The importance of Beriah Botfield in the history of book collecting has only recently come to light. A member of the Roxburghe Club, the exclusive bibliophile club, and other notable societies, his interests lay in tandem themes. In the first he was firmly influenced by accepted tastes of the day, favouring the finest and rarest early printed books and manuscripts, editions principes, Caxtons, Aldines, Greek printing, and printing on vellum, but he also began acquiring books in the growing new fields of travel and natural history. In his purchases he was assisted in great part by the services of Payne and Foss, of 81 Pall Mall, leading booksellers of their day. In 1830 Botfield had already set up his own printing press at Norton Hall to publish his own projects and the many contributory works he made to the literary and historical societies to which he belonged.

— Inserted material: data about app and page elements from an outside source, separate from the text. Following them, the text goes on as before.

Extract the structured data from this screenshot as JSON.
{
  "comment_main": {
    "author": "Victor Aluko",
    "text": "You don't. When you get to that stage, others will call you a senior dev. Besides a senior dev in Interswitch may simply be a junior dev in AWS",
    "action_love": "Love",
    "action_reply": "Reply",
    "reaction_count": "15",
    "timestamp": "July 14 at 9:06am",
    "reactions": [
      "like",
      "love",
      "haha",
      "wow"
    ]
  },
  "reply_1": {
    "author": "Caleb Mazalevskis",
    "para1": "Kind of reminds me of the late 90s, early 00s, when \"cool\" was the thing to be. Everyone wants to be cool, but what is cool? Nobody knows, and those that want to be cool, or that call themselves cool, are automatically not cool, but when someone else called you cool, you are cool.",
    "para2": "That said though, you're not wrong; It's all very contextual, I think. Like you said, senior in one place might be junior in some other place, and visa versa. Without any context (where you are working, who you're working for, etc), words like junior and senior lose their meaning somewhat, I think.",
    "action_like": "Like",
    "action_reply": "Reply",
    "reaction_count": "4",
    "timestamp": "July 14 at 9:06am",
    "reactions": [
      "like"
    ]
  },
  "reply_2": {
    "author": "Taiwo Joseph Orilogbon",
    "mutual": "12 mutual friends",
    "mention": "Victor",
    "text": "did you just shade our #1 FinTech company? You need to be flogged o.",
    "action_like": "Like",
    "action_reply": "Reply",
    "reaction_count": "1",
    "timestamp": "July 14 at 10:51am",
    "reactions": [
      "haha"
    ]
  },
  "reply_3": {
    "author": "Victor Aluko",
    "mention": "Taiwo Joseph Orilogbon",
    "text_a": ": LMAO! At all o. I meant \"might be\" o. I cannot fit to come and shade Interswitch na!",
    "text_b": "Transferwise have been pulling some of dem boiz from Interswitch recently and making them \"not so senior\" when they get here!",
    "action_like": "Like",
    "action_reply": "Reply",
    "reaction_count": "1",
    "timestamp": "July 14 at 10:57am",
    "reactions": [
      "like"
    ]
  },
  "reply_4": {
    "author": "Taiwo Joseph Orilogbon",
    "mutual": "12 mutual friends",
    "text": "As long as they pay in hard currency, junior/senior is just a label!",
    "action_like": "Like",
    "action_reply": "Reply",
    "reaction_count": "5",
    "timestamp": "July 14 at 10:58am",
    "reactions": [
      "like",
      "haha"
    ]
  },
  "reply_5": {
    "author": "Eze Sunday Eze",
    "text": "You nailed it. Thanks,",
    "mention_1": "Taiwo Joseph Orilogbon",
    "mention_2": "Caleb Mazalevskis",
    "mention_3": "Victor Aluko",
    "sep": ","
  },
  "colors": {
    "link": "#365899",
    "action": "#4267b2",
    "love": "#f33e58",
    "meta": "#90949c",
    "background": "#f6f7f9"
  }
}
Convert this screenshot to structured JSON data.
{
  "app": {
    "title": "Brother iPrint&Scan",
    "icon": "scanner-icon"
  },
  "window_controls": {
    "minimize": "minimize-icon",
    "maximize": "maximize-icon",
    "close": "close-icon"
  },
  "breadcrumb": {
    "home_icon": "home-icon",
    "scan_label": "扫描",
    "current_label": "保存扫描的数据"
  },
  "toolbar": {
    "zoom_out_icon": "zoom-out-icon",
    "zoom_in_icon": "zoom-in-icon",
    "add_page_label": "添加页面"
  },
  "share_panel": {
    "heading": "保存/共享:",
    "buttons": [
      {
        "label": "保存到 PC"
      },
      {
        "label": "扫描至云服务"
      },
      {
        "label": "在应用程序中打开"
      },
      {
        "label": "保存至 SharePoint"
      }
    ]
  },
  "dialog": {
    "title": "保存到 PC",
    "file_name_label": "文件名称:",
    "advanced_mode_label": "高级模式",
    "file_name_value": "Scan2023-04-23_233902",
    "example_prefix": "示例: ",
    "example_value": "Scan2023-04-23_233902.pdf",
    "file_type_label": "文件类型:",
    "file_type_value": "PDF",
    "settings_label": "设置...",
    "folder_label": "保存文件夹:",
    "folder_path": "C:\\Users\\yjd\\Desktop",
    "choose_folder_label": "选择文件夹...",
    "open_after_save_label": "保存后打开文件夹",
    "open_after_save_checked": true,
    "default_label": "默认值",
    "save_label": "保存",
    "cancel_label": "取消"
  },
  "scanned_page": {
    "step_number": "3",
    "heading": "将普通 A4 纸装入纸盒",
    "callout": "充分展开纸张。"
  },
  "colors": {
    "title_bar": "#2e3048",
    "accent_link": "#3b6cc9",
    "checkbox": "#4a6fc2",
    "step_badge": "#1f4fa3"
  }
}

One of his publications was the fruit of his research into his own family hiostry, Stemmata Botevilliana. First published in 1843, he later expanded it in 1858 to include his connection with the Thynne family (originally 'Botevile de la Inne'), and their shared descent from Sir Geoffrey Boteville who came over from Poitou to assist King John in his wars with the barons.
Between 1840 and 1863, Botfield sat on and off as MP for Ludlow, as well as performing his duties as a Deputy-Lieutenant for the county. In 1858, he married Isabella Leighton, daughter of a fellow MP, Sir Baldwin Leighton, Bt., only to die five years later. Botfield left Norton Hall to Isabella for her lifetime, with instructions that it should then pass to the family of the Marquess of Bath, thereby reuniting the two branches of the ancient 'Boteville' family. Although Isabella remarried, it was not until her death in 1911 that Norton passed to Lord Alexander Thynne. He was killed in the First World War, so it then passed to his sister Lady Beatrice Thynne. Following her death in 1941, Norton passed to her nephew, Viscount Weymouth, later 6th Marquess of Bath when some of the contents were moved to Longleat, the remainder being sold in a house sale by Pierce, Thorpe & Marriott of Northampton in 1947. The house itself was demolished in 1952. Botfield gave his collection of British minerals to the Royal Collection at Dresden and his collection of stuffed birds he donated to the Natural History Museum at Brussels. Many of Botfield's books are include in this sale (the afternoon session on Thursday 13 June).